Talk about working with Sam Worthington. He’s a bona fide movie star. Hey, he was even in a Terminator movie.
Yeah, that’s right. Sam is a sensational actor. Audiences in America discovered him in Avatar, and in the wake of that, Hollywood was so desperate for rugged, male leading men that he was quickly drafted into a bunch of big movies. Before he came to the US from Australia, he’d already done about 25 movies in Australia. He won the equivalent of an Australian Academy Award. He started his career at the Royal Academy of dramatic arts in Australia. He’s a very serious, super well-trained actor. What was fun about this role is that yeah, we’ve seen it done in other movies, but he’s a character who’s really struggling with a unique set of problems. His talents as an actor really brought pathos to the role. That helps distinguish the film from others that are sort of like it. At the end of it, you go, “Huh. That was a little better and more interesting than I thought it was going to be.” It’s a tight, “B” movie ride, but it has a little extra, and that was sort of our goal going into it. It takes an actor with Sam’s talent to pull it off.
My last question is in regards to the final scene in the film where the camera pans out in a really long shot, and it goes on and on. It’s a gorgeous location. Where was that place and how did you find it?
That was the coast of England. It was about an hour and a half, two hours from … we shot a chunk of the movie in Leeds, Yorkshire province of England. It’s their Midwest, so to speak. Their Ohio of England, so to speak. My production designer found it, and it was spectacular. That shot we did from a helicopter. I’ve been in helicopters before, but I’ve never gone up so fast and so high as I think we did for that shot. It was fun to shoot.

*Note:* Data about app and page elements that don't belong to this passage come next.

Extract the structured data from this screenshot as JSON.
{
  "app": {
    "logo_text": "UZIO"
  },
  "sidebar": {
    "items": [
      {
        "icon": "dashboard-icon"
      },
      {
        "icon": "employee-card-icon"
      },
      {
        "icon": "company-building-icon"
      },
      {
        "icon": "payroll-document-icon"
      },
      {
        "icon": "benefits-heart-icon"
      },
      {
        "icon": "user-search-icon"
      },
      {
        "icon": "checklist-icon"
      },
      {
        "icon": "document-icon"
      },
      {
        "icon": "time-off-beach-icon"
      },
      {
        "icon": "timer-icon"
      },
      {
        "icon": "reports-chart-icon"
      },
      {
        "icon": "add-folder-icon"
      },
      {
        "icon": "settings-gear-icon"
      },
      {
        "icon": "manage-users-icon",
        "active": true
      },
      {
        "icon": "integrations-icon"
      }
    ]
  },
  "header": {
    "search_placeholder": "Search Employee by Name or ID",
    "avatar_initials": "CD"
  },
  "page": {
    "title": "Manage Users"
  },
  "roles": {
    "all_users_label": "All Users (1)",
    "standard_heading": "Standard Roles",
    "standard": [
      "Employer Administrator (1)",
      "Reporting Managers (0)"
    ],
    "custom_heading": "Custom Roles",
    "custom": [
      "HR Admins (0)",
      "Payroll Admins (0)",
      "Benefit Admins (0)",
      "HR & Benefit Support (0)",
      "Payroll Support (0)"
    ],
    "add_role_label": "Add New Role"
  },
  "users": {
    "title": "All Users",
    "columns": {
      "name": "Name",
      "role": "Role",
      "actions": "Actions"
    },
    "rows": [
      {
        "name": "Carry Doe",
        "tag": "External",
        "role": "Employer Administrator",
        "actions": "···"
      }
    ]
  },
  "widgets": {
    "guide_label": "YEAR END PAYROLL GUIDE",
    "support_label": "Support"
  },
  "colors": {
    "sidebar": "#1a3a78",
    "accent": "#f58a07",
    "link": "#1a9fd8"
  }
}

The Hunter’s Prayer is opening in Select Theaters Nationwide on Friday, June 9th, 2017.
david j. moore